Attitudes about bra fit and function vary by generation. Younger women are more likely to find that their bra doesn't fit properly because, in the good old days, pubescent girls were almost always fitted for bras. The idea of being fitted for a bra when I was 13 would have been gross, but everything looks different after my bra epiphany, which happened in Night Owls on the Fulham Road, in southwest London.
"Your bra doesn't fit properly!" the lady at the cash register shouted, as I checked out the pink flannel pajamas. I pretended not to notice. "I bet you've never had a bra fitting in your life!" continued the voice.
She marched over. I was wearing an expensive underwire bra, designed to give "lift." I had tried it on in the shop, but that was not, I was told, a proper fitting.
"I bet your back strap's halfway up your shoulder blades. Look at your posture! Your bust line is sinking!" My ear lobes, she said, were almost attached to my shoulders. I'd spent years compromising my breast and back health, apparently, and my bra was a load of "shite." I told her I'd always been a 36C. "Rubbish," she snorted. "You're a 30 or 32E."
This was a shock; I'd only come in for pajamas. As chairwoman of the PTA, I did not want an E cup. It sounded huge, like Jordan.
All this is not just a matter of vanity. Last week, the British Chiropractic Association warned that wearing the wrong bra size can lead to a number of problems, including back pain, restricted breathing, abrasions, breast pain and poor posture. The problems are even more acute in large-breasted women.
"Bras are like suspension bridges," says the BCA's Tim Hutchful. "You need a well-engineered bra so your shoulders don't end up doing all the work. Bras that don't fit will affect the shoulders and chest and will almost certainly cause back pain as you get older."
The woman prodding, pulling and hoiking introduced herself as Yolanda Ktori. A passionate advocate of corsetry, she has seen the profession clobbered by our smash-and-grab society. "Women buy bras off the shelf at M&S [though it does offer a fitting service] and don't have a clue what size they are. Some stores offer fittings, but most women don't bother." She pushed my shoulders down and pulled my blades back, showing me where the strap should sit: on the meaty part of the shoulder toward the neckline, locking in with the shoulders and streamlining down the back to stop slipping. "It's like the reins on a horse.
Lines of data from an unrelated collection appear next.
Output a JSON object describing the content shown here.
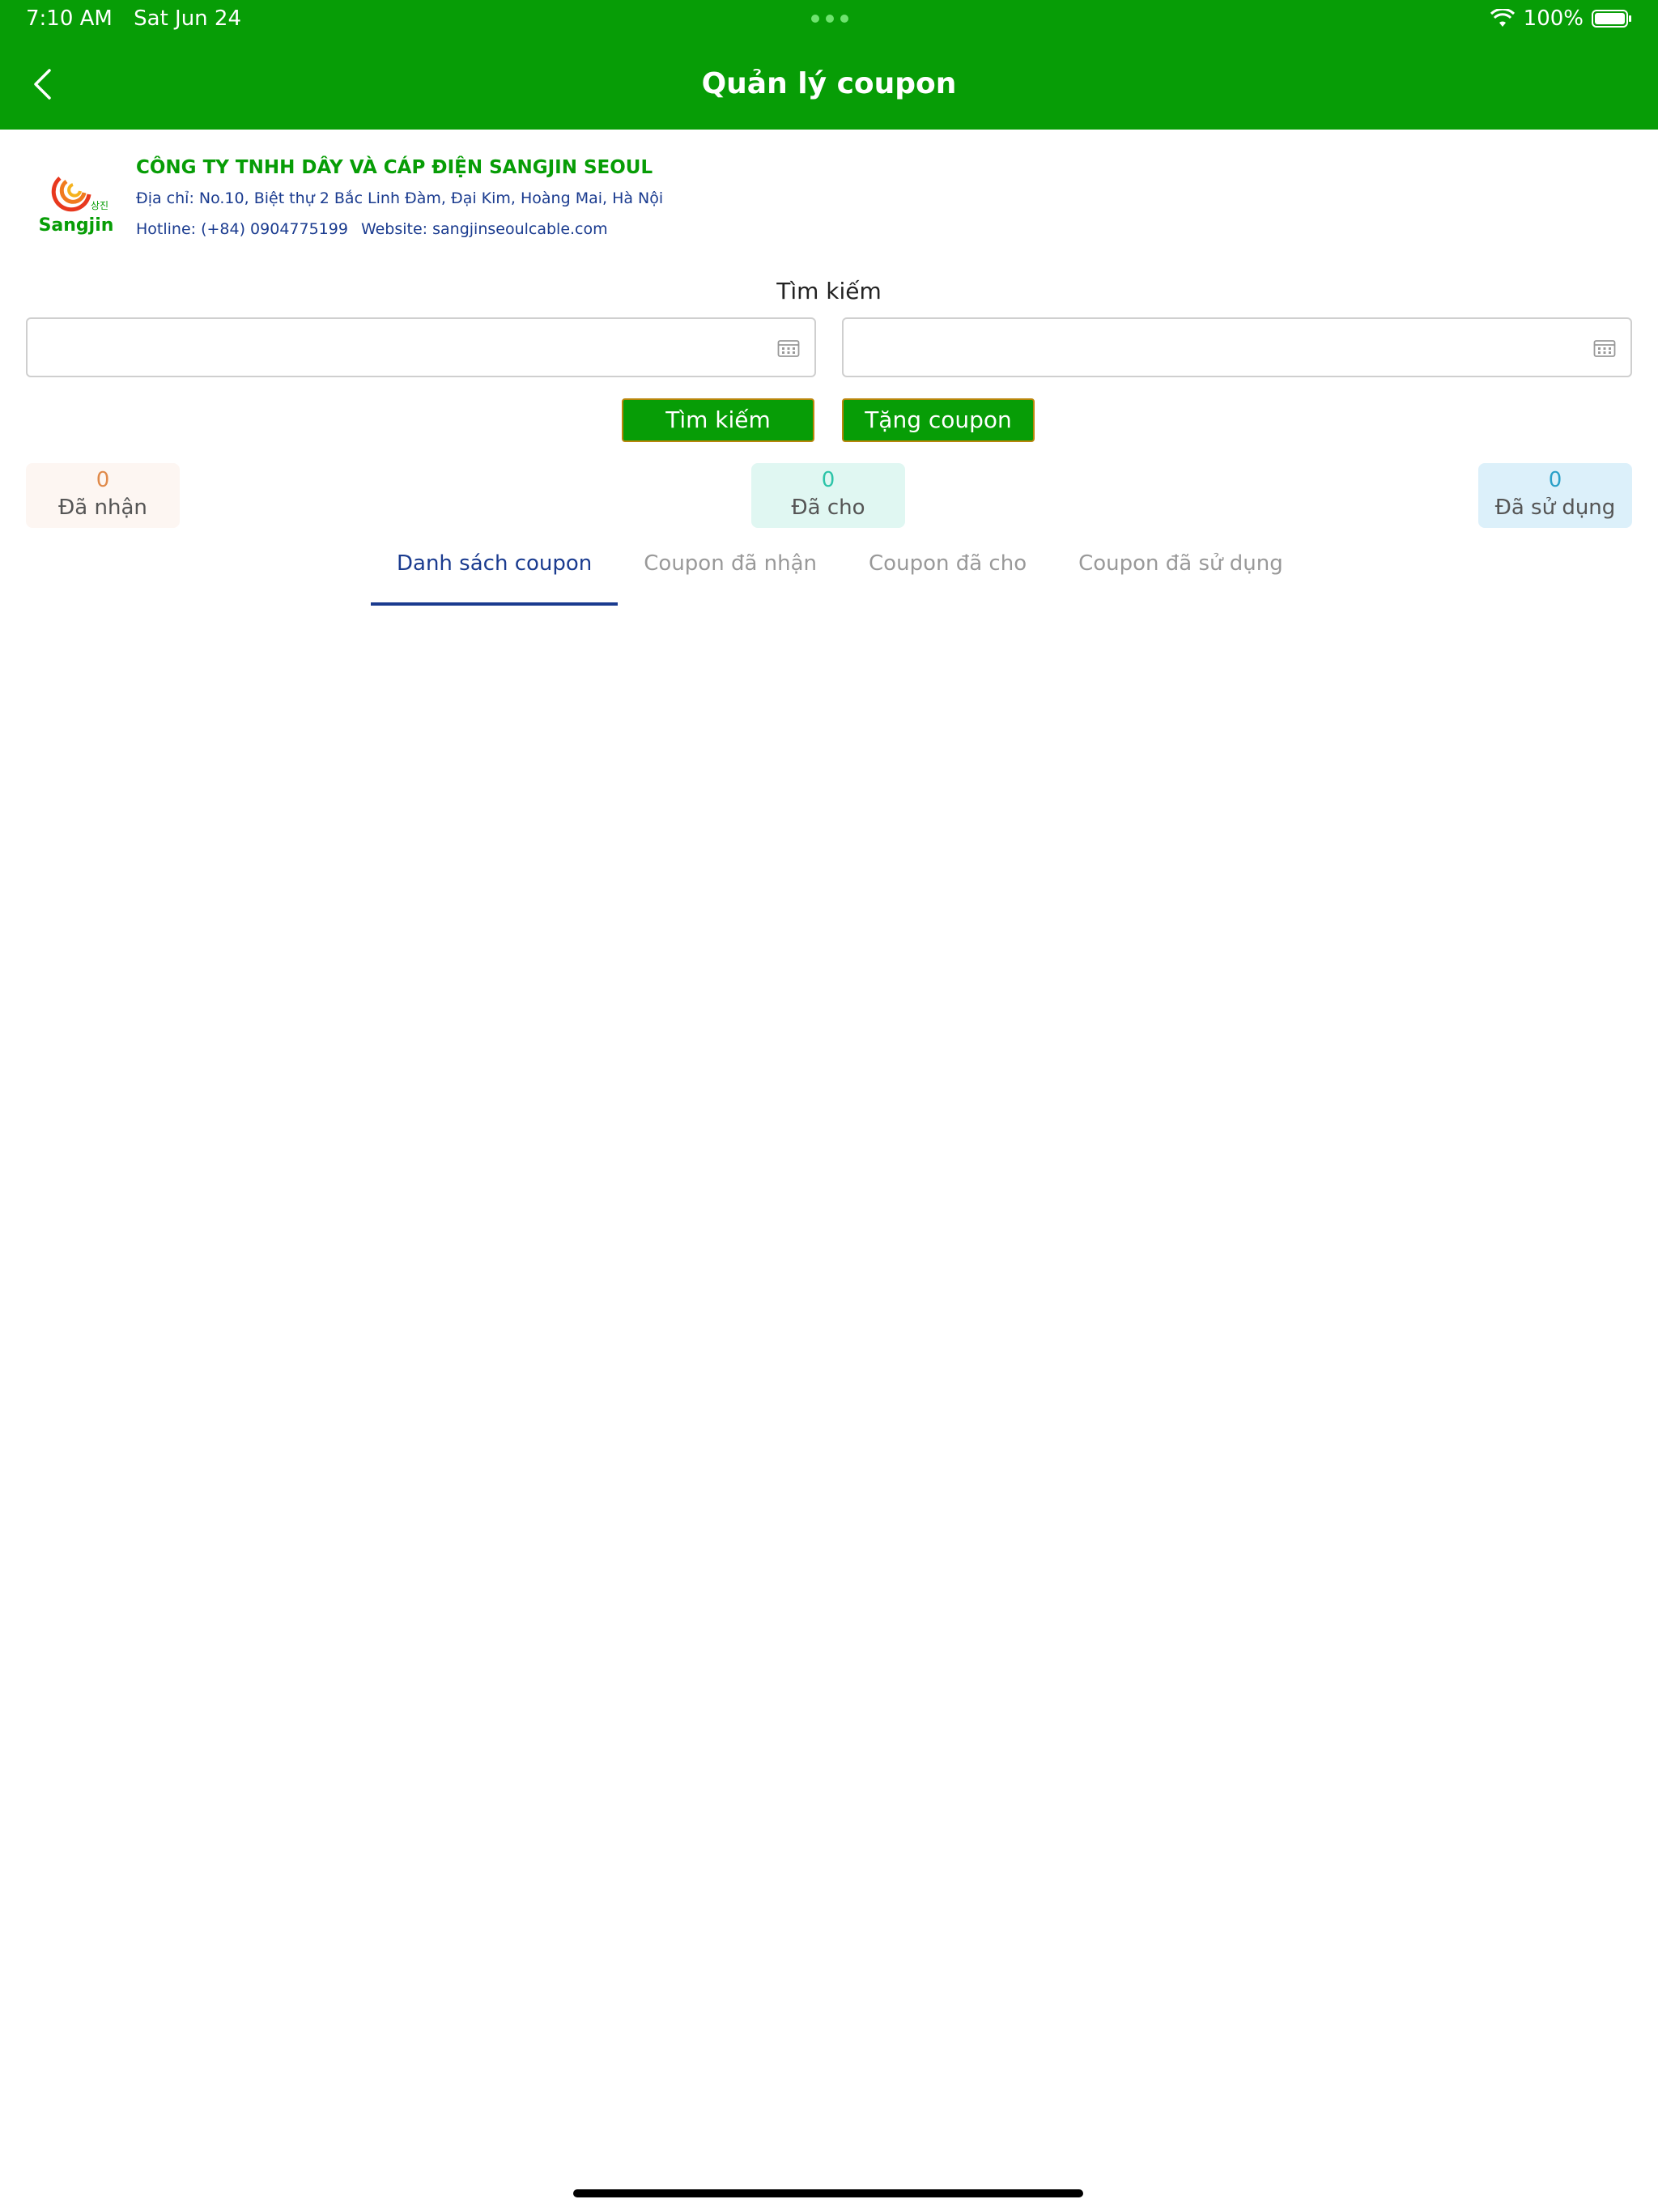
{
  "status_bar": {
    "time": "7:10 AM",
    "date": "Sat Jun 24",
    "battery": "100%"
  },
  "header": {
    "title": "Quản lý coupon"
  },
  "company": {
    "logo_text": "Sangjin",
    "name": "CÔNG TY TNHH DÂY VÀ CÁP ĐIỆN SANGJIN SEOUL",
    "address": "Địa chỉ: No.10, Biệt thự 2 Bắc Linh Đàm, Đại Kim, Hoàng Mai, Hà Nội",
    "hotline": "Hotline: (+84) 0904775199",
    "website": "Website: sangjinseoulcable.com"
  },
  "search": {
    "title": "Tìm kiếm",
    "start_date": "",
    "end_date": "",
    "search_button": "Tìm kiếm",
    "give_button": "Tặng coupon"
  },
  "stats": [
    {
      "value": "0",
      "label": "Đã nhận"
    },
    {
      "value": "0",
      "label": "Đã cho"
    },
    {
      "value": "0",
      "label": "Đã sử dụng"
    }
  ],
  "tabs": [
    {
      "label": "Danh sách coupon",
      "active": true
    },
    {
      "label": "Coupon đã nhận",
      "active": false
    },
    {
      "label": "Coupon đã cho",
      "active": false
    },
    {
      "label": "Coupon đã sử dụng",
      "active": false
    }
  ],
  "colors": {
    "brand_green": "#079D06",
    "tab_active": "#1a3b8f"
  }
}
You pull everything back, not forward," she says.
The corsetry experts at Rigby & Peller estimate that 80 percent of women who come through their doors are wearing the wrong-sized bra, and they also stress that badly fitting bras can lead to back problems and bad posture. The most common bra solecisms are cups that are too small and bands that are loose around the back causing the shoulders to carry the weight of the bosoms, instead of the back. A bra must be firm (not tight) around the back and support the weight of the breasts in the mid to lower back. Rigby & Peller says the back band should be level with the underwire (Ktori says an inch-and-a-half lower).